- [Exercise instructions]:
The answer is an exact repeat of the entries below, with the pictures omitted.

- [Source material]:
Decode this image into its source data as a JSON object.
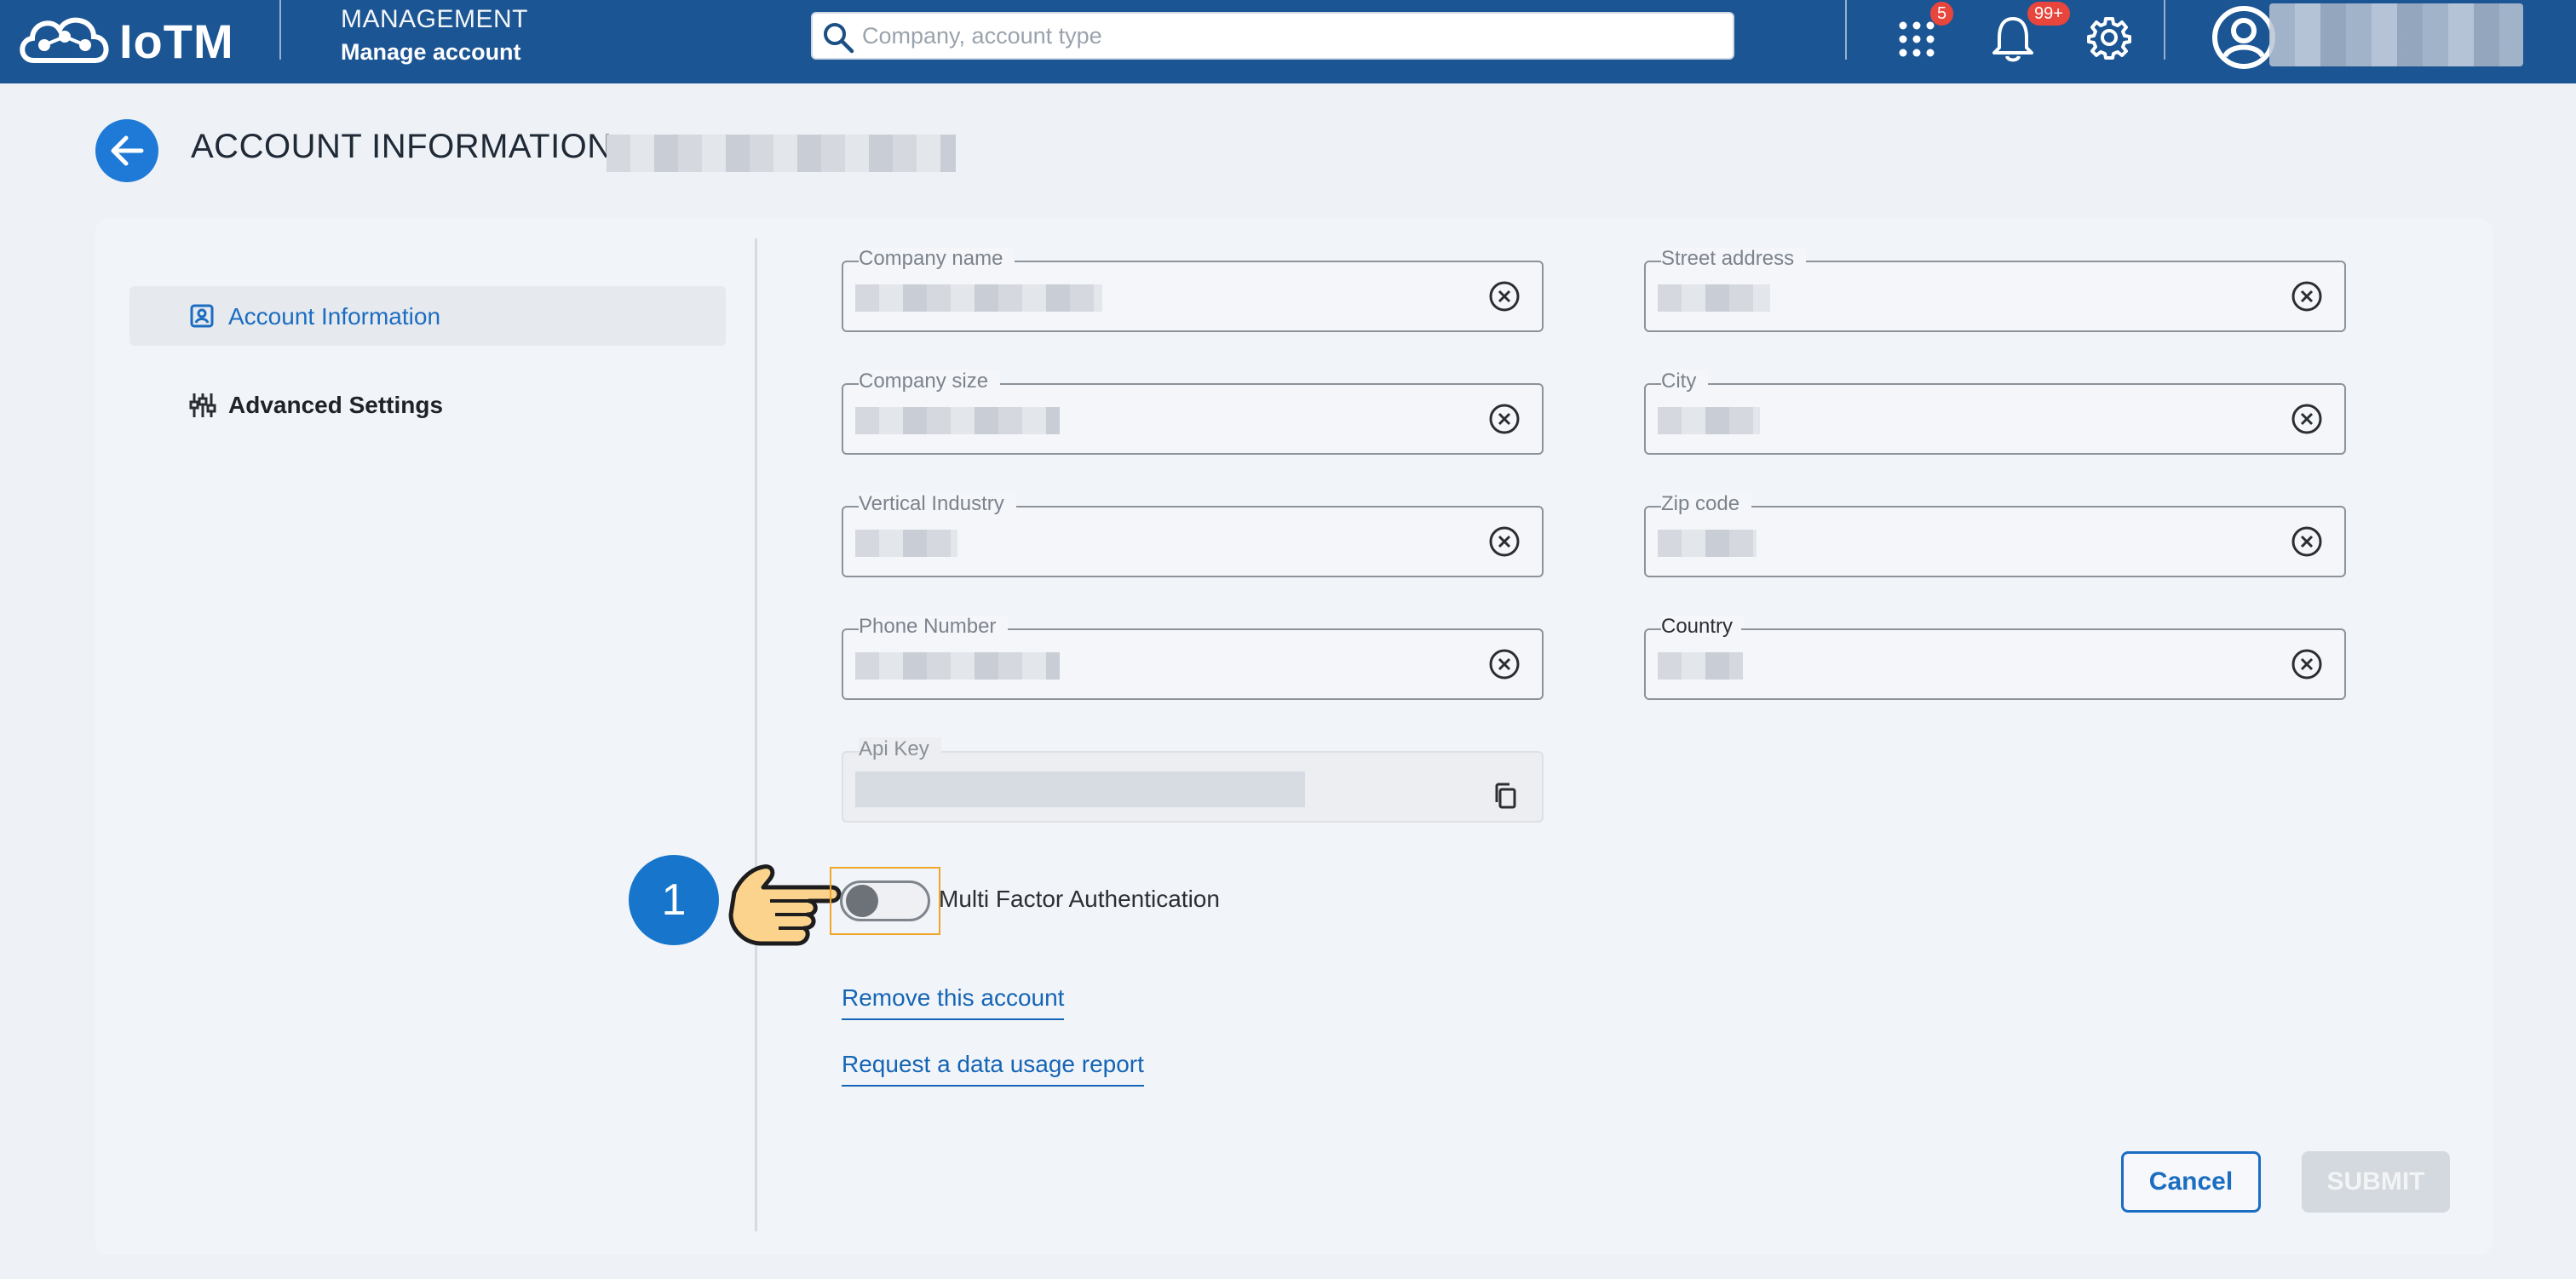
{
  "header": {
    "logo_text": "IoTM",
    "section_title": "MANAGEMENT",
    "section_subtitle": "Manage account",
    "search_placeholder": "Company, account type",
    "apps_badge": "5",
    "notifications_badge": "99+",
    "icons": [
      "apps-grid-icon",
      "bell-icon",
      "gear-icon",
      "user-avatar-icon"
    ]
  },
  "page": {
    "title": "ACCOUNT INFORMATION:"
  },
  "sidebar": {
    "items": [
      {
        "label": "Account Information",
        "icon": "id-card-icon",
        "active": true
      },
      {
        "label": "Advanced Settings",
        "icon": "sliders-icon",
        "active": false
      }
    ]
  },
  "form": {
    "fields": {
      "company_name": "Company name",
      "street_address": "Street address",
      "company_size": "Company size",
      "city": "City",
      "vertical_industry": "Vertical Industry",
      "zip_code": "Zip code",
      "phone_number": "Phone Number",
      "country": "Country",
      "api_key": "Api Key"
    },
    "mfa_label": "Multi Factor Authentication",
    "mfa_enabled": false,
    "remove_account": "Remove this account",
    "request_report": "Request a data usage report",
    "cancel": "Cancel",
    "submit": "SUBMIT"
  },
  "annotation": {
    "step_number": "1"
  },
  "colors": {
    "header_bg": "#1b5593",
    "accent": "#1e7ad6",
    "link": "#1565b5",
    "badge": "#e8453c",
    "highlight": "#f0a62b"
  }
}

- [Task output]:
Decode this image into its source data as a JSON object.
{
  "header": {
    "logo_text": "IoTM",
    "section_title": "MANAGEMENT",
    "section_subtitle": "Manage account",
    "search_placeholder": "Company, account type",
    "apps_badge": "5",
    "notifications_badge": "99+",
    "icons": [
      "apps-grid-icon",
      "bell-icon",
      "gear-icon",
      "user-avatar-icon"
    ]
  },
  "page": {
    "title": "ACCOUNT INFORMATION:"
  },
  "sidebar": {
    "items": [
      {
        "label": "Account Information",
        "icon": "id-card-icon",
        "active": true
      },
      {
        "label": "Advanced Settings",
        "icon": "sliders-icon",
        "active": false
      }
    ]
  },
  "form": {
    "fields": {
      "company_name": "Company name",
      "street_address": "Street address",
      "company_size": "Company size",
      "city": "City",
      "vertical_industry": "Vertical Industry",
      "zip_code": "Zip code",
      "phone_number": "Phone Number",
      "country": "Country",
      "api_key": "Api Key"
    },
    "mfa_label": "Multi Factor Authentication",
    "mfa_enabled": false,
    "remove_account": "Remove this account",
    "request_report": "Request a data usage report",
    "cancel": "Cancel",
    "submit": "SUBMIT"
  },
  "annotation": {
    "step_number": "1"
  },
  "colors": {
    "header_bg": "#1b5593",
    "accent": "#1e7ad6",
    "link": "#1565b5",
    "badge": "#e8453c",
    "highlight": "#f0a62b"
  }
}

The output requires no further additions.